There’s a big difference between your event and, say, a day at an amusement park. At the park, you’d want your employees to arrive, split up, and have fun doing whatever they want to do. Some would come back at the end of the day raving about how awesome Roller Coaster X was, and others would say how relaxing it was to just sit on the Ferris wheel and eat elephant ears and funnel cakes. Your employees would leave having had disparate experiences.
Now think about your virtual event. You want to engage people. You want them to have fun. Most importantly, though, you want them to absorb the same information in the same way, so when everyone goes back to work, they all have a collective idea of what’s going on. No one is lost, no one is texting a friend to ask what they learned about, and the business can thrive because of the clear direction given in the meeting. You have control, employees are unified, and you make the experience happen in a more intimate environment. Now your people feel connected and engaged because you’ve given them a directed experience.
Organizations must prioritize creating universal experiences like this when choosing a platform to deliver their virtual events. They also need to think about the content they need to deliver during those events.
Making the Best Choice
So how do you choose a platform? There’s no one right answer, but there’s a lot to consider as you sift through them to find one that’s right for your event. At Root, when we build a virtual event, we consider these factors to determine which platform to recommend:
- Your goals. What’s the desired outcome? What’s your purpose? What do you want your people to take away from the event? Tailoring the experience for your audience is paramount.
- The structure. Choosing the right platform will allow you to drive toward your goals as you direct the experience for your attendees.
- What your people will have to do to get rolling. Will they need to set up new accounts with new usernames and passwords? How will you coordinate this? Alternatively, can you use your current learning management system and build your event in your current platform?
- All the bells and whistles that some platforms offer. Do you need these features? Likely not – too many features can be a distraction and make the event difficult to navigate. Features don’t make experiences. People will remember the connections and the unity among the attendees, not the technological gimmicks.
- The direction. Do you want people wandering from room to room on their own? Or do you need to create a guided experience to achieve your desired outcomes?

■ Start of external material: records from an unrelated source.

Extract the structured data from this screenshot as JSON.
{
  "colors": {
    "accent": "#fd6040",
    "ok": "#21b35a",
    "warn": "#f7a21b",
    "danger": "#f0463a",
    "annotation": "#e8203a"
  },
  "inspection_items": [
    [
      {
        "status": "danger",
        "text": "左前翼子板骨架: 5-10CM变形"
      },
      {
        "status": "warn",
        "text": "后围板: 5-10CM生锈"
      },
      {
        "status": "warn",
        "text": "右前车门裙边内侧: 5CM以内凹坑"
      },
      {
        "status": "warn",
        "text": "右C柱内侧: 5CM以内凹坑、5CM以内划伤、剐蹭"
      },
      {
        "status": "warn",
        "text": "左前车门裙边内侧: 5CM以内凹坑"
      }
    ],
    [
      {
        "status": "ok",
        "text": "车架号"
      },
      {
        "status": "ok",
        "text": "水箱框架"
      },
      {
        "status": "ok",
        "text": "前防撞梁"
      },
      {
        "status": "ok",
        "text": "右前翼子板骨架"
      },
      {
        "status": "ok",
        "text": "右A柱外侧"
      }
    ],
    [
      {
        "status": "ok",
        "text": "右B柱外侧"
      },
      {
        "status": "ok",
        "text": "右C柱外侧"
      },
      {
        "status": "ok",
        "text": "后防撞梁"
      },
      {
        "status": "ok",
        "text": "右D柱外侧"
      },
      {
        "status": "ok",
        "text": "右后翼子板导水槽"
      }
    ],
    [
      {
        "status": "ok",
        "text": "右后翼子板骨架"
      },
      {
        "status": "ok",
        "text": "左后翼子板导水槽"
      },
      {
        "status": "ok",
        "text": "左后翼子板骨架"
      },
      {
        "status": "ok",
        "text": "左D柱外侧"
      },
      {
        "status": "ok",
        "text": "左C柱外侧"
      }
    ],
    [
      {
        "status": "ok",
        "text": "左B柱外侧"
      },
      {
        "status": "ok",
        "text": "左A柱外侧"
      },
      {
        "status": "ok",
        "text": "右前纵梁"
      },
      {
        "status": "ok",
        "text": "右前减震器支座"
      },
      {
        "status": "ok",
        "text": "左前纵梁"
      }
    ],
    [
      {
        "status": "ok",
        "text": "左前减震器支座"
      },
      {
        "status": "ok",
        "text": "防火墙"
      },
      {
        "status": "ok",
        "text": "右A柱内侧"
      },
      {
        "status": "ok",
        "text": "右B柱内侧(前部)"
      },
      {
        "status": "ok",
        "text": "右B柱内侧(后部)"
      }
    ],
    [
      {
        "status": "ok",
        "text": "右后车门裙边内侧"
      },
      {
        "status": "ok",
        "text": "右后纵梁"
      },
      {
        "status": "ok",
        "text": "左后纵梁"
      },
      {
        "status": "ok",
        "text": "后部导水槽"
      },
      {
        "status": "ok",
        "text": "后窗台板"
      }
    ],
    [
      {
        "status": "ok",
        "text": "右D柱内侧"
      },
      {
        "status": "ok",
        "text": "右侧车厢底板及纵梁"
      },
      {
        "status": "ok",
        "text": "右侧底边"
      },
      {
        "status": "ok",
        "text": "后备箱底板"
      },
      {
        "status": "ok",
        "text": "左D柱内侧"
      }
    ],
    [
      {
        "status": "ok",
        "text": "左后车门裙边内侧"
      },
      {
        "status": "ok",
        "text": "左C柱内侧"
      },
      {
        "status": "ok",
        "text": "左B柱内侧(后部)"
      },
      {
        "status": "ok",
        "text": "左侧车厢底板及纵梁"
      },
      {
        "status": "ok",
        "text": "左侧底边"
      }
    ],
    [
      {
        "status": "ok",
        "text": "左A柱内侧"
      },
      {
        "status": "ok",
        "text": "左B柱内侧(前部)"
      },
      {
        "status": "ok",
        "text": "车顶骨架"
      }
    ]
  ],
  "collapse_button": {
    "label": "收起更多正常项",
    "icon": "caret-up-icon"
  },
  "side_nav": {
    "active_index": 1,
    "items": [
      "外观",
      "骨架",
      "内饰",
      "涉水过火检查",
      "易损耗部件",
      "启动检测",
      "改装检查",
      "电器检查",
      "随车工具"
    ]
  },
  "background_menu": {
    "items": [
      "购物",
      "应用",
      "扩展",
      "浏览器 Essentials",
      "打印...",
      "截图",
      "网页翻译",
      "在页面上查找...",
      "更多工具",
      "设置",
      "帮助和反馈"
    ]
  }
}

- Whether you’d benefit from a blended experience. Could you improve the session by using printed materials to supplement the virtual experience? How would attendees feel about getting a care package the week of the event? You can include workshop materials, such as a workbook to write in, but also snacks and treats – maybe even a bottle of wine. This little extra effort can go a long way in making the event memorable.
Think about which options will most benefit your event and attendees. And while you’re thinking, here’s a checklist to help you situate your thoughts:
- Build a custom agenda on a platform that everyone can log into using existing credentials.
- Use a variety of engagement methods (such as video, small groups, large groups, networking, prework, and accompanying physical materials), but present the materials through a single portal.
- Put people in a story that you direct and control. Curate the experience so people don’t get lost – help them focus on the experience instead of how to get to the next room.
- Make it easy to manage by eliminating the confusion of physical events, which so many virtual platforms fail to do.
In the end, the goal is to create a directed experience that you can control, that your people can unify around, and that everyone will remember. The more you focus on the experience – not the show – the more information people will retain. And that’s the point, right?